>> >> > Hi.Please help if someone can.
>> >> >
>> >> > Problem:
>> >> > I have 2 matrices
>> >> >
>> >> > Eg
>> >> >
>> >> > matrix 1:
>> >> >                Freq  None  Some
>> >> >  Heavy    3        2          5
>> >> >  Never    8       13         8
>> >> >  Occas    1        4          4
>> >> >  Regul     9        5         7
>> >> >
>> >> > matrix 2:
>> >> >                  Freq     None     Some
>> >> >  Heavy        7          1             3
>> >> >  Never      87         18          84
>> >> >  Occas      12           3            4
>> >> >  Regul        9            1            7
>> >> >
>> >> >
>> >> > I want to see if matrix 1 is significantly different from matrix 2. I
>> >> > consider using a chi-squared test.

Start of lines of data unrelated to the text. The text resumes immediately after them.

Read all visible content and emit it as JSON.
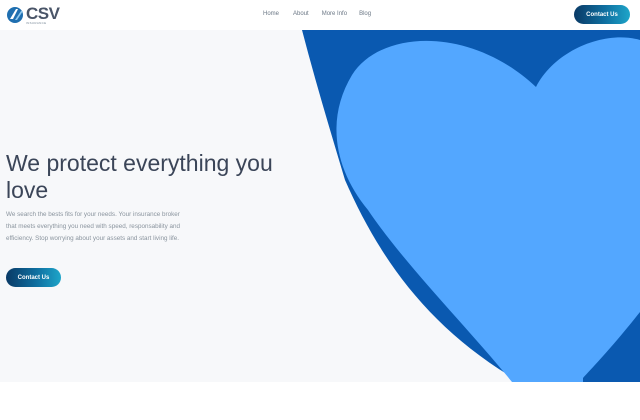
{
  "brand": {
    "name": "CSV",
    "tagline": "INSURANCE"
  },
  "nav": {
    "items": [
      "Home",
      "About",
      "More Info",
      "Blog"
    ]
  },
  "header": {
    "cta_label": "Contact Us"
  },
  "hero": {
    "title": "We protect everything you love",
    "description": "We search the bests fits for your needs. Your insurance broker that meets everything you need with speed, responsability and efficiency. Stop worrying about your assets and start living life.",
    "cta_label": "Contact Us"
  },
  "colors": {
    "brand_dark": "#0a3a66",
    "brand_gradient_end": "#1ea5c9",
    "heart_dark": "#0a59b0",
    "heart_light": "#53a7ff",
    "hero_bg": "#f7f8fa",
    "title_text": "#3b4558"
  },
  "icons": [
    "logo-mark-icon"
  ]
}
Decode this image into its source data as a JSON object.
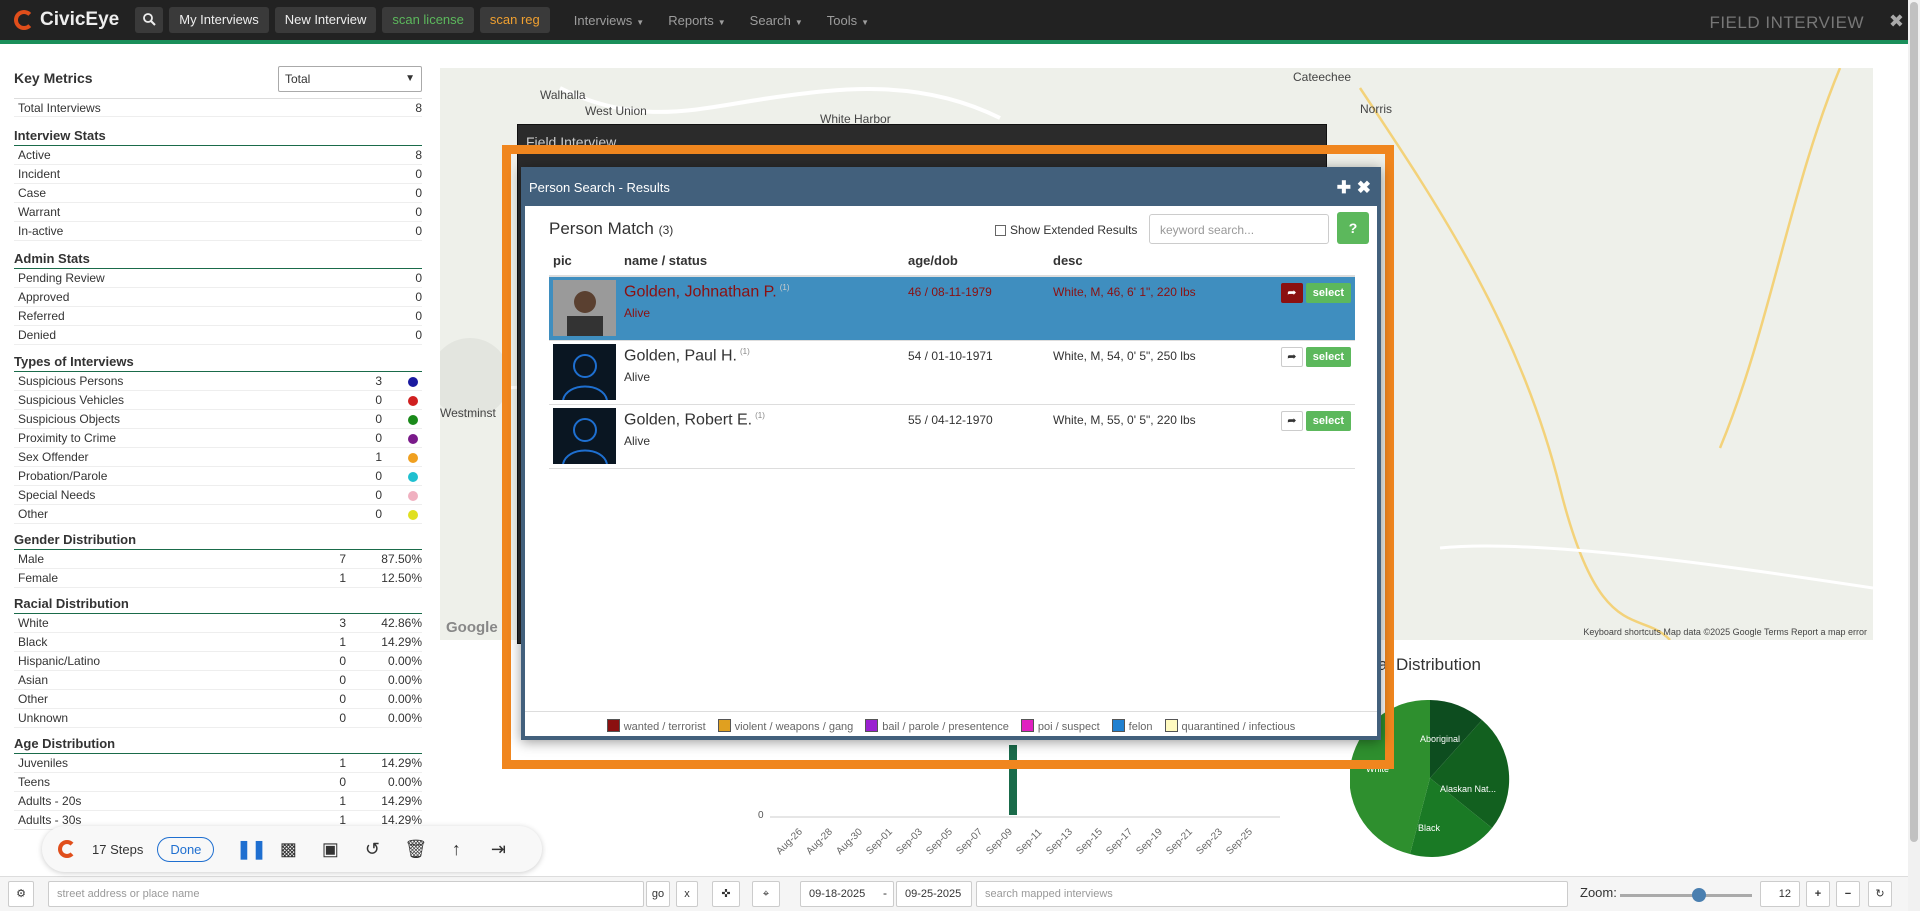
{
  "nav": {
    "brand": "CivicEye",
    "buttons": [
      "My Interviews",
      "New Interview"
    ],
    "scan_license": "scan license",
    "scan_reg": "scan reg",
    "menus": [
      "Interviews",
      "Reports",
      "Search",
      "Tools"
    ],
    "title": "FIELD INTERVIEW"
  },
  "metrics": {
    "title": "Key Metrics",
    "select_value": "Total",
    "total_label": "Total Interviews",
    "total_value": "8",
    "sections": [
      {
        "title": "Interview Stats",
        "rows": [
          [
            "Active",
            "8"
          ],
          [
            "Incident",
            "0"
          ],
          [
            "Case",
            "0"
          ],
          [
            "Warrant",
            "0"
          ],
          [
            "In-active",
            "0"
          ]
        ]
      },
      {
        "title": "Admin Stats",
        "rows": [
          [
            "Pending Review",
            "0"
          ],
          [
            "Approved",
            "0"
          ],
          [
            "Referred",
            "0"
          ],
          [
            "Denied",
            "0"
          ]
        ]
      }
    ],
    "types_title": "Types of Interviews",
    "types": [
      {
        "label": "Suspicious Persons",
        "count": "3",
        "color": "#1a1aa0"
      },
      {
        "label": "Suspicious Vehicles",
        "count": "0",
        "color": "#d02020"
      },
      {
        "label": "Suspicious Objects",
        "count": "0",
        "color": "#1a8a1a"
      },
      {
        "label": "Proximity to Crime",
        "count": "0",
        "color": "#7a1a8a"
      },
      {
        "label": "Sex Offender",
        "count": "1",
        "color": "#f0a020"
      },
      {
        "label": "Probation/Parole",
        "count": "0",
        "color": "#20c0d0"
      },
      {
        "label": "Special Needs",
        "count": "0",
        "color": "#f0b0c0"
      },
      {
        "label": "Other",
        "count": "0",
        "color": "#e0e020"
      }
    ],
    "gender_title": "Gender Distribution",
    "gender": [
      [
        "Male",
        "7",
        "87.50%"
      ],
      [
        "Female",
        "1",
        "12.50%"
      ]
    ],
    "race_title": "Racial Distribution",
    "race": [
      [
        "White",
        "3",
        "42.86%"
      ],
      [
        "Black",
        "1",
        "14.29%"
      ],
      [
        "Hispanic/Latino",
        "0",
        "0.00%"
      ],
      [
        "Asian",
        "0",
        "0.00%"
      ],
      [
        "Other",
        "0",
        "0.00%"
      ],
      [
        "Unknown",
        "0",
        "0.00%"
      ]
    ],
    "age_title": "Age Distribution",
    "age": [
      [
        "Juveniles",
        "1",
        "14.29%"
      ],
      [
        "Teens",
        "0",
        "0.00%"
      ],
      [
        "Adults - 20s",
        "1",
        "14.29%"
      ],
      [
        "Adults - 30s",
        "1",
        "14.29%"
      ]
    ]
  },
  "map": {
    "labels": [
      "Walhalla",
      "West Union",
      "White Harbor",
      "Cateechee",
      "Norris",
      "Westminst"
    ],
    "footer": "Keyboard shortcuts   Map data ©2025 Google   Terms   Report a map error",
    "google": "Google"
  },
  "background": {
    "field_interview_title": "Field Interview",
    "chart_title_fragment": "al Distribution",
    "axis_zero": "0",
    "x_ticks": [
      "Aug-26",
      "Aug-28",
      "Aug-30",
      "Sep-01",
      "Sep-03",
      "Sep-05",
      "Sep-07",
      "Sep-09",
      "Sep-11",
      "Sep-13",
      "Sep-15",
      "Sep-17",
      "Sep-19",
      "Sep-21",
      "Sep-23",
      "Sep-25"
    ],
    "pie_labels": [
      "Aboriginal",
      "Alaskan Nat...",
      "Black",
      "White"
    ]
  },
  "modal": {
    "title": "Person Search - Results",
    "heading": "Person Match",
    "count": "(3)",
    "extended_label": "Show Extended Results",
    "search_placeholder": "keyword search...",
    "help": "?",
    "columns": [
      "pic",
      "name / status",
      "age/dob",
      "desc"
    ],
    "rows": [
      {
        "name": "Golden, Johnathan P.",
        "sup": "(1)",
        "status": "Alive",
        "age": "46 / 08-11-1979",
        "desc": "White, M, 46, 6' 1\", 220 lbs",
        "select": "select"
      },
      {
        "name": "Golden, Paul H.",
        "sup": "(1)",
        "status": "Alive",
        "age": "54 / 01-10-1971",
        "desc": "White, M, 54, 0' 5\", 250 lbs",
        "select": "select"
      },
      {
        "name": "Golden, Robert E.",
        "sup": "(1)",
        "status": "Alive",
        "age": "55 / 04-12-1970",
        "desc": "White, M, 55, 0' 5\", 220 lbs",
        "select": "select"
      }
    ],
    "legend": [
      {
        "label": "wanted / terrorist",
        "color": "#8b1010"
      },
      {
        "label": "violent / weapons / gang",
        "color": "#e0a020"
      },
      {
        "label": "bail / parole / presentence",
        "color": "#9a20d0"
      },
      {
        "label": "poi / suspect",
        "color": "#e020c0"
      },
      {
        "label": "felon",
        "color": "#2080d0"
      },
      {
        "label": "quarantined / infectious",
        "color": "#fffac0"
      }
    ]
  },
  "bottom": {
    "address_placeholder": "street address or place name",
    "go": "go",
    "x": "x",
    "date_from": "09-18-2025",
    "dash": "-",
    "date_to": "09-25-2025",
    "search_placeholder": "search mapped interviews",
    "zoom_label": "Zoom:",
    "zoom_value": "12"
  },
  "recorder": {
    "steps": "17 Steps",
    "done": "Done"
  }
}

Is this appropriate?
>> >> > Could anyone advise?
>> >> > Many thank you.
>> >> > Aaral Singh
>> >> >
>> >> > --
>> >> > View this message in context:
>> >> >
>> >> > http://r.789695.n4.nabble.com/help-please-2-tables-which-test-tp4456312p4456312.html
>> >> > Sent from the R help mailing list archive at Nabble.com.
>> >> >
>> >> > ______________________________________________
>> >> > [hidden email] mailing list
>> >> > https://stat.ethz.ch/mailman/listinfo/r-help
>> >> > PLEASE do read the posting guide
>> >> > http://www.R-project.org/posting-guide.html
>> >> > and provide commented, minimal, self-contained, reproducible code.
>> >>
>> >>
>> >>
>> >> --
>> >> Gregory (Greg) L. Snow Ph.D.
>> >> [hidden email]
>> >>
>> >> ______________________________________________
>> >> [hidden email] mailing list
>> >> https://stat.ethz.ch/mailman/listinfo/r-help
>> >> PLEASE do read the posting guide
>> >> http://www.R-project.org/posting-guide.html
>> >> and provide commented, minimal, self-contained, reproducible code.
>> >
>> >
>>
>>
>>
>> --
>> Gregory (Greg) L. Snow Ph.D.
>> [hidden email]
>>
>> ______________________________________________
>> [hidden email] mailing list
>> https://stat.ethz.ch/mailman/listinfo/r-help
>> PLEASE do read the posting guide
>> http://www.R-project.org/posting-guide.html
>> and provide commented, minimal, self-contained, reproducible code.
>
>



--
Gregory (Greg) L. Snow Ph.D.
[hidden email]

______________________________________________
[hidden email] mailing list
https://stat.ethz.ch/mailman/listinfo/r-help
PLEASE do read the posting guide http://www.R-project.org/posting-guide.html
and provide commented, minimal, self-contained, reproducible code.